--- What is expected ---
Show all lines from the listing below that contain "Scale".
----- Records to process
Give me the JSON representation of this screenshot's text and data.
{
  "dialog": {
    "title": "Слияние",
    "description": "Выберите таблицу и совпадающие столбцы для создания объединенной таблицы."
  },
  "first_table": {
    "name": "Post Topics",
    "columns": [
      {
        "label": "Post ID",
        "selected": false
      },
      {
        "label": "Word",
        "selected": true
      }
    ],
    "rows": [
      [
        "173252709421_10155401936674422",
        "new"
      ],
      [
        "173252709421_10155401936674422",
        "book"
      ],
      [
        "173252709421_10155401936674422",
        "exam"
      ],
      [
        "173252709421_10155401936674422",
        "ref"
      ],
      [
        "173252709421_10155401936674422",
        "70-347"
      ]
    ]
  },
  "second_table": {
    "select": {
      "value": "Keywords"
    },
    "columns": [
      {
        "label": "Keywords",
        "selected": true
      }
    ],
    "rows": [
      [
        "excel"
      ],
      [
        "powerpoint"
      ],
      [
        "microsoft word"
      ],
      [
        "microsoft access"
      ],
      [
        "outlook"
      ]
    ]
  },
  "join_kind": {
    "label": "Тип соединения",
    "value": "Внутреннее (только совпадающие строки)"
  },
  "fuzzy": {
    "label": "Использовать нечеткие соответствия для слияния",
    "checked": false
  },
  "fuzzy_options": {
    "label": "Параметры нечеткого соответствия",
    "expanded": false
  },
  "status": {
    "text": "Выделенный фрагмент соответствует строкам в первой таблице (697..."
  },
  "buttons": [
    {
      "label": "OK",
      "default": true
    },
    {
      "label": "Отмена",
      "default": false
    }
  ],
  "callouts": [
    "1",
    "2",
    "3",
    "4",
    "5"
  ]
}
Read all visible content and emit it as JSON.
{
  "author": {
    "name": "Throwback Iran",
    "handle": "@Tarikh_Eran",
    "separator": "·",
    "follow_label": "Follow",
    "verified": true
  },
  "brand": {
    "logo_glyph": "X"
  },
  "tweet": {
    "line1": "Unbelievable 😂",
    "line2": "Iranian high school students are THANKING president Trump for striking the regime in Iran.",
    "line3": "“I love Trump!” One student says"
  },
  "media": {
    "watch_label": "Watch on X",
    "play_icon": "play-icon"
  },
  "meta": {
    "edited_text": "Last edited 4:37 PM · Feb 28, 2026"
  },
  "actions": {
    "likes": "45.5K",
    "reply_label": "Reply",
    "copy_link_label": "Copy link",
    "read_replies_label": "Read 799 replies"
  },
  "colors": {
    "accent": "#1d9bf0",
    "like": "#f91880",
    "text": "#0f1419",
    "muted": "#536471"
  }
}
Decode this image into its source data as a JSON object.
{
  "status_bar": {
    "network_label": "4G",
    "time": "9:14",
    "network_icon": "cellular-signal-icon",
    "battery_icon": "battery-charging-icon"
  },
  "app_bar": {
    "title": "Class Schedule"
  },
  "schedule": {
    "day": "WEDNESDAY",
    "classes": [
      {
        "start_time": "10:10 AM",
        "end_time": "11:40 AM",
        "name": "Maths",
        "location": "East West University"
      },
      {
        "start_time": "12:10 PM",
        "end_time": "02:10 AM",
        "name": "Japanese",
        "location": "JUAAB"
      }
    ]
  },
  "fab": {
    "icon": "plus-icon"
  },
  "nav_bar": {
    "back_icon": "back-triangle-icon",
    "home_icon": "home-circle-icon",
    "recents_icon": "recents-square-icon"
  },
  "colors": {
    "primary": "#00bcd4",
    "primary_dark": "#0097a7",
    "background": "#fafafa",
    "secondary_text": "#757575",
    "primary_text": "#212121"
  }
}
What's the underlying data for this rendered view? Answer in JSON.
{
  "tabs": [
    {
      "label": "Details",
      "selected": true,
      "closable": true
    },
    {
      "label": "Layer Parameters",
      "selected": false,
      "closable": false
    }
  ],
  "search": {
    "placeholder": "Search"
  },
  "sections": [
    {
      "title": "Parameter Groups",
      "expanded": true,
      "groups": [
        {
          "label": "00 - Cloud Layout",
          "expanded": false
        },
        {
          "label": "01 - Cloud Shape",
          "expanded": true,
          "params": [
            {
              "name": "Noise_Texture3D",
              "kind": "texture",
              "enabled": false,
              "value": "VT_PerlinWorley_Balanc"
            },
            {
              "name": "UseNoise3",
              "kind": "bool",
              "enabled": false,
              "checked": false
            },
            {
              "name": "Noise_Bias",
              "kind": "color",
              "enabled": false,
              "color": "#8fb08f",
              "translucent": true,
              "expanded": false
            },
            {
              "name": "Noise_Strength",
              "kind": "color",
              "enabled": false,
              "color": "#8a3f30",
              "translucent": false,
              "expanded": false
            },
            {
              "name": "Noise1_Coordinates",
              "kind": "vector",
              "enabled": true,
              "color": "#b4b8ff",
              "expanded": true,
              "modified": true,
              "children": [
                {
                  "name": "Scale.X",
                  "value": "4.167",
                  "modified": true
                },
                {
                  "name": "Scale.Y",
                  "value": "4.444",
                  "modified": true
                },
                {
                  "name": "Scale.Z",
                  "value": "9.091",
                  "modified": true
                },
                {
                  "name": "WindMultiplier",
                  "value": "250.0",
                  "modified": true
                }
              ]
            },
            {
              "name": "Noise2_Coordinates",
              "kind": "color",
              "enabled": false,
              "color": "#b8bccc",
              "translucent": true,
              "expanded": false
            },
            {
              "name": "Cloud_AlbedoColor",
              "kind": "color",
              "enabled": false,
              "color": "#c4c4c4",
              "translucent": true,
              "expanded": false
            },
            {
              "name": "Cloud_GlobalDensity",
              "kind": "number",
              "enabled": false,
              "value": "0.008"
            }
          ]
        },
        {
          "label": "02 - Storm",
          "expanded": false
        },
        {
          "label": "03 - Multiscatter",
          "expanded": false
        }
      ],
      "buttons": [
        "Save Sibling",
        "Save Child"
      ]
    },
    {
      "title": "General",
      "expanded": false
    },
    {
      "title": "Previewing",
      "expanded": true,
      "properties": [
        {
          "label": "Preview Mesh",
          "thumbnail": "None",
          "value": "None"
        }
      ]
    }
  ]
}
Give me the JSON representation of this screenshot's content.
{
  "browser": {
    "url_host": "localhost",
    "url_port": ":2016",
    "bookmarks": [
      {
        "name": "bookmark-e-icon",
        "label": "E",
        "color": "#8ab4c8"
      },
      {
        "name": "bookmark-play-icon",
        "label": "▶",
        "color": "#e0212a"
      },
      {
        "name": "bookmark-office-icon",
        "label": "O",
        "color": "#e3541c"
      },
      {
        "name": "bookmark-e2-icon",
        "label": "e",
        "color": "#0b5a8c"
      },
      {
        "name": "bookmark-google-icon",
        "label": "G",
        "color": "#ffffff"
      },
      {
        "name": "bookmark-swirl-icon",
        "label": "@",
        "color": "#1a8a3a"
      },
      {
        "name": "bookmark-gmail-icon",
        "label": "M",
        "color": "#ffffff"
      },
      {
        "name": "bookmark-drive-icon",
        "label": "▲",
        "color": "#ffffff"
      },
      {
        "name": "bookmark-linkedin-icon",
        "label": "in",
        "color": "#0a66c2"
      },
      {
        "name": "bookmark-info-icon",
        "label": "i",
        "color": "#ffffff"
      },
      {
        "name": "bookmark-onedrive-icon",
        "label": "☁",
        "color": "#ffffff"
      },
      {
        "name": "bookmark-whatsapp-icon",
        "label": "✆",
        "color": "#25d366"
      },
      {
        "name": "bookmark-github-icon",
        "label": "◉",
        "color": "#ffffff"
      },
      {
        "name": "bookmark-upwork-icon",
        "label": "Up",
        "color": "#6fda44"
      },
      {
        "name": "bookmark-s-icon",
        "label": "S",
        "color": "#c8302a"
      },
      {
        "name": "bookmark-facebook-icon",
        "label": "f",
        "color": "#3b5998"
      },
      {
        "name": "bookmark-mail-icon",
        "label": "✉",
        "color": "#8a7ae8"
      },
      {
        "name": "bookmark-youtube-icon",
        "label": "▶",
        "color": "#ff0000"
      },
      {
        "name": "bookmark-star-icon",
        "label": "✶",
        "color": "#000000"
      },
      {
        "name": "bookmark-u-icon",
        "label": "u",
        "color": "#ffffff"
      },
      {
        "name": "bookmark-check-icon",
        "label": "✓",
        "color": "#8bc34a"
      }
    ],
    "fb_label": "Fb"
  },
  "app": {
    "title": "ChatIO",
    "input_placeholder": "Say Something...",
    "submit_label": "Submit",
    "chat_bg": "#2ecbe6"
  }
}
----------
--- Answer below ---
                  "name": "Scale.X",
                  "name": "Scale.Y",
                  "name": "Scale.Z",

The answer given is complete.